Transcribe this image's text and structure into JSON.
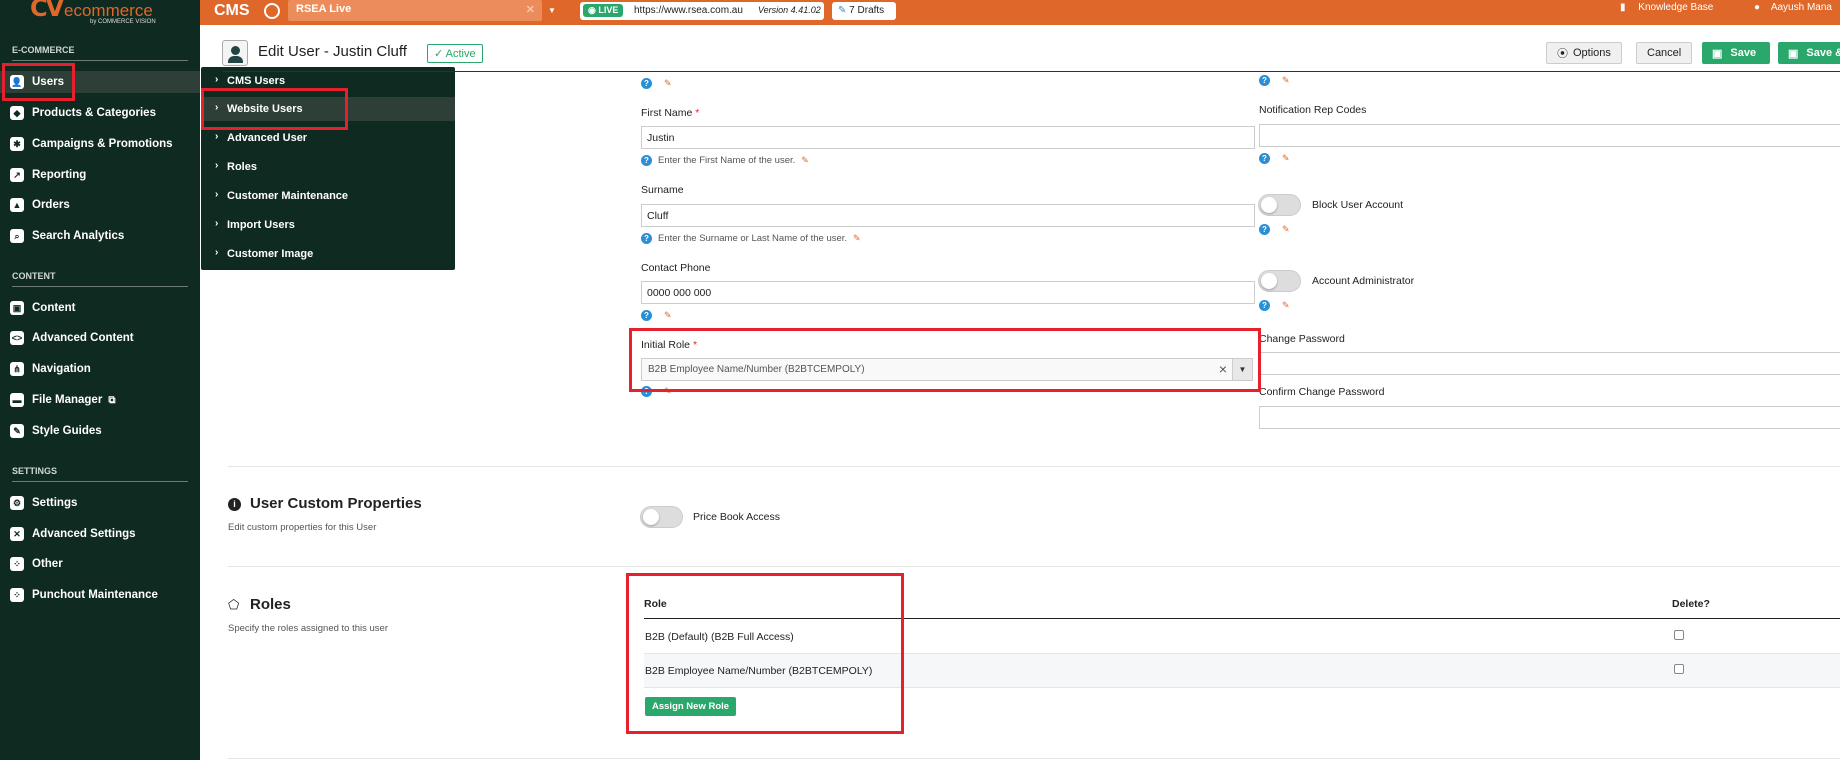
{
  "topbar": {
    "logo_cv": "CV",
    "logo_text": "ecommerce",
    "logo_by": "by COMMERCE VISION",
    "cms_label": "CMS",
    "site_name": "RSEA Live",
    "live_badge": "LIVE",
    "site_url": "https://www.rsea.com.au",
    "version": "Version 4.41.02",
    "drafts": "7 Drafts",
    "knowledge_base": "Knowledge Base",
    "user_name": "Aayush Mana"
  },
  "sidebar": {
    "sections": {
      "ecommerce": "E-COMMERCE",
      "content": "CONTENT",
      "settings": "SETTINGS"
    },
    "ecommerce_items": [
      {
        "label": "Users",
        "icon": "users-icon"
      },
      {
        "label": "Products & Categories",
        "icon": "tag-icon"
      },
      {
        "label": "Campaigns & Promotions",
        "icon": "megaphone-icon"
      },
      {
        "label": "Reporting",
        "icon": "chart-icon"
      },
      {
        "label": "Orders",
        "icon": "cart-icon"
      },
      {
        "label": "Search Analytics",
        "icon": "search-icon"
      }
    ],
    "content_items": [
      {
        "label": "Content",
        "icon": "content-icon"
      },
      {
        "label": "Advanced Content",
        "icon": "code-icon"
      },
      {
        "label": "Navigation",
        "icon": "sitemap-icon"
      },
      {
        "label": "File Manager",
        "icon": "folder-icon"
      },
      {
        "label": "Style Guides",
        "icon": "pen-icon"
      }
    ],
    "settings_items": [
      {
        "label": "Settings",
        "icon": "gear-icon"
      },
      {
        "label": "Advanced Settings",
        "icon": "tools-icon"
      },
      {
        "label": "Other",
        "icon": "grid-icon"
      },
      {
        "label": "Punchout Maintenance",
        "icon": "grid-icon"
      }
    ]
  },
  "flyout": {
    "items": [
      "CMS Users",
      "Website Users",
      "Advanced User",
      "Roles",
      "Customer Maintenance",
      "Import Users",
      "Customer Image"
    ]
  },
  "header": {
    "title": "Edit User - Justin Cluff",
    "status": "✓ Active",
    "options": "Options",
    "cancel": "Cancel",
    "save": "Save",
    "save_close": "Save &"
  },
  "form": {
    "first_name_label": "First Name",
    "first_name_value": "Justin",
    "first_name_help": "Enter the First Name of the user.",
    "surname_label": "Surname",
    "surname_value": "Cluff",
    "surname_help": "Enter the Surname or Last Name of the user.",
    "phone_label": "Contact Phone",
    "phone_value": "0000 000 000",
    "initial_role_label": "Initial Role",
    "initial_role_value": "B2B Employee Name/Number (B2BTCEMPOLY)",
    "required_mark": "*",
    "notification_label": "Notification Rep Codes",
    "notification_value": "",
    "block_label": "Block User Account",
    "admin_label": "Account Administrator",
    "change_pw_label": "Change Password",
    "confirm_pw_label": "Confirm Change Password"
  },
  "custom_props": {
    "title": "User Custom Properties",
    "desc": "Edit custom properties for this User",
    "price_book_label": "Price Book Access"
  },
  "roles": {
    "title": "Roles",
    "desc": "Specify the roles assigned to this user",
    "col_role": "Role",
    "col_delete": "Delete?",
    "rows": [
      "B2B (Default) (B2B Full Access)",
      "B2B Employee Name/Number (B2BTCEMPOLY)"
    ],
    "assign_button": "Assign New Role"
  },
  "colors": {
    "brand_orange": "#e0672a",
    "sidebar_green": "#0f2a20",
    "accent_green": "#2aa76a",
    "highlight_red": "#e5212e"
  }
}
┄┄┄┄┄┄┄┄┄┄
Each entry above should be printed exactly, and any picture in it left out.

• Response area:
Transcribe this image's text and structure into JSON.
{
  "topbar": {
    "logo_cv": "CV",
    "logo_text": "ecommerce",
    "logo_by": "by COMMERCE VISION",
    "cms_label": "CMS",
    "site_name": "RSEA Live",
    "live_badge": "LIVE",
    "site_url": "https://www.rsea.com.au",
    "version": "Version 4.41.02",
    "drafts": "7 Drafts",
    "knowledge_base": "Knowledge Base",
    "user_name": "Aayush Mana"
  },
  "sidebar": {
    "sections": {
      "ecommerce": "E-COMMERCE",
      "content": "CONTENT",
      "settings": "SETTINGS"
    },
    "ecommerce_items": [
      {
        "label": "Users",
        "icon": "users-icon"
      },
      {
        "label": "Products & Categories",
        "icon": "tag-icon"
      },
      {
        "label": "Campaigns & Promotions",
        "icon": "megaphone-icon"
      },
      {
        "label": "Reporting",
        "icon": "chart-icon"
      },
      {
        "label": "Orders",
        "icon": "cart-icon"
      },
      {
        "label": "Search Analytics",
        "icon": "search-icon"
      }
    ],
    "content_items": [
      {
        "label": "Content",
        "icon": "content-icon"
      },
      {
        "label": "Advanced Content",
        "icon": "code-icon"
      },
      {
        "label": "Navigation",
        "icon": "sitemap-icon"
      },
      {
        "label": "File Manager",
        "icon": "folder-icon"
      },
      {
        "label": "Style Guides",
        "icon": "pen-icon"
      }
    ],
    "settings_items": [
      {
        "label": "Settings",
        "icon": "gear-icon"
      },
      {
        "label": "Advanced Settings",
        "icon": "tools-icon"
      },
      {
        "label": "Other",
        "icon": "grid-icon"
      },
      {
        "label": "Punchout Maintenance",
        "icon": "grid-icon"
      }
    ]
  },
  "flyout": {
    "items": [
      "CMS Users",
      "Website Users",
      "Advanced User",
      "Roles",
      "Customer Maintenance",
      "Import Users",
      "Customer Image"
    ]
  },
  "header": {
    "title": "Edit User - Justin Cluff",
    "status": "✓ Active",
    "options": "Options",
    "cancel": "Cancel",
    "save": "Save",
    "save_close": "Save &"
  },
  "form": {
    "first_name_label": "First Name",
    "first_name_value": "Justin",
    "first_name_help": "Enter the First Name of the user.",
    "surname_label": "Surname",
    "surname_value": "Cluff",
    "surname_help": "Enter the Surname or Last Name of the user.",
    "phone_label": "Contact Phone",
    "phone_value": "0000 000 000",
    "initial_role_label": "Initial Role",
    "initial_role_value": "B2B Employee Name/Number (B2BTCEMPOLY)",
    "required_mark": "*",
    "notification_label": "Notification Rep Codes",
    "notification_value": "",
    "block_label": "Block User Account",
    "admin_label": "Account Administrator",
    "change_pw_label": "Change Password",
    "confirm_pw_label": "Confirm Change Password"
  },
  "custom_props": {
    "title": "User Custom Properties",
    "desc": "Edit custom properties for this User",
    "price_book_label": "Price Book Access"
  },
  "roles": {
    "title": "Roles",
    "desc": "Specify the roles assigned to this user",
    "col_role": "Role",
    "col_delete": "Delete?",
    "rows": [
      "B2B (Default) (B2B Full Access)",
      "B2B Employee Name/Number (B2BTCEMPOLY)"
    ],
    "assign_button": "Assign New Role"
  },
  "colors": {
    "brand_orange": "#e0672a",
    "sidebar_green": "#0f2a20",
    "accent_green": "#2aa76a",
    "highlight_red": "#e5212e"
  }
}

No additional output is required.